"There is no abnormality in the radiation environment around the nuclear power plant. Its safety is guaranteed," foreign ministry spokesperson Zhao Lijian told a news briefing in Beijing.
On Monday, CNN reported that the French company which helps operate the nuclear plant in southern Guangdong province had warned Washington of an "imminent radiological threat."
The warning included an accusation the Chinese safety authority was raising the acceptable limits for radiation detection outside the plant in order to avoid having to shut it down, according to a letter from French firm Framatome to the US Department of Energy, obtained by CNN.
Responding to the report on Tuesday, Zhao said the Taishan plant was fully compliant with all technical requirements.
"China attaches great importance to nuclear safety and has established a nuclear safety supervision system that is in line with international standards and national conditions," he said. "China's nuclear power plants as of now have maintained a good operating record. There have been no incidents affecting the environment and public health."
However, Zhao declined to answer follow-up questions regarding Framatome's language in its warning to US officials, specifically, its use of the term "imminent radiological threat," and the suggestion that Chinese authorities had raised acceptable limits of radiation for the plant and its surrounding area.
In a statement on its website Sunday, the plant's owners also maintained that environmental readings for both the facility and its surrounding areas were "normal."
The two nuclear reactors in Taishan are both operational, the statement said, adding that Unit 2 had recently completed an "overhaul" and "successfully connected to the grid on June 10, 2021." It did not define why or how the plant was overhauled.
Despite the alarming notification from Framatome, which is mainly owned by French utility company Electricite de France (EDF), the Biden administration believes the facility is not yet at a "crisis level," a source told CNN.
EDF holds a 30% stake in the power plant's owner and operator, TNPJVC -- a joint venture with state-owned China General Nuclear Power Group.
Framatome had reached out to the US in order to obtain a waiver that would allow them to share American technical assistance in order to resolve the issue at the Chinese plant.
US officials have been monitoring the situation and believe it does not currently pose a severe safety threat to workers at the plant or Chinese public. But the concern was significant enough that the National Security Council held multiple meetings last week.
The Biden administration has discussed the situation with the French government and their own experts at the Department of Energy, sources said. The US has also been in contact with the Chinese government, US officials said, though the extent of that contact is unclear.
In a statement to CNN on Friday, Framatome acknowledged it "is supporting resolution of a performance issue with the Taishan Nuclear Power Plant in Guangdong Province, China."
"According to the data available, the plant is operating within the safety parameters. Our team is working with relevant experts to assess the situation and propose solutions to address any potential issue," the statement added.
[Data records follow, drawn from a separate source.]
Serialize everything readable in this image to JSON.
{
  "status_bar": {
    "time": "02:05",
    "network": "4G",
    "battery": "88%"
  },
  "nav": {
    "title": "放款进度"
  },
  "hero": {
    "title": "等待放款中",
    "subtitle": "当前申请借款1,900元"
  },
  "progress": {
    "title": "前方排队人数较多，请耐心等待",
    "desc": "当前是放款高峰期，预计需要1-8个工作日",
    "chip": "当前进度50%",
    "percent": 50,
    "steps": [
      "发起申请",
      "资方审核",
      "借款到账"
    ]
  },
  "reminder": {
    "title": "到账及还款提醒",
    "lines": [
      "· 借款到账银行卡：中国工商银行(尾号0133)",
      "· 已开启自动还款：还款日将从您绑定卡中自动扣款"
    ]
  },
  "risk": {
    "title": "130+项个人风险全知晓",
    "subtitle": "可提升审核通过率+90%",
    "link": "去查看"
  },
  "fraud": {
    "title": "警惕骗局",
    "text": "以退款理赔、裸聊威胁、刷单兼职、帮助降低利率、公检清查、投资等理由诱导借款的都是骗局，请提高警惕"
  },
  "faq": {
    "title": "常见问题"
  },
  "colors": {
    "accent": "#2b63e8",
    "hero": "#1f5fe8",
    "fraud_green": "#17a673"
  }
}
On Monday, French utility company EDF said in a statement it has been informed of an increased concentration of "noble gases in the primary circuit" of reactor number 1 of the Taishan nuclear power plant.
EDF said "the presence of certain noble gases in the primary circuit is a known phenomenon, studied and provided for in the reactor operating procedures," but did not elaborate on gas levels.
Later on Monday, a spokesperson for EDF said the increased levels of radiation were caused by a "degradation of the housing of the fuel rods."
The spokesperson affirmed that the levels of radioactivity observed at the plant were below the threshold stipulated by the Chinese authorities, adding the affected housings are the first of three containment barriers between the rods and the atmosphere.
The spokesperson noted the risk of a potential leakage in the rod housing was first discussed following a planned refueling outage in October 2020 after initial measurements led to suspicions of a "lack of tightness" in the housings.
However, the spokesperson stressed that without a full analysis, it is too early to confirm whether a complete shutdown of the reactor is needed, adding that EDF currently has no information regarding the origin of the rod housing degradation.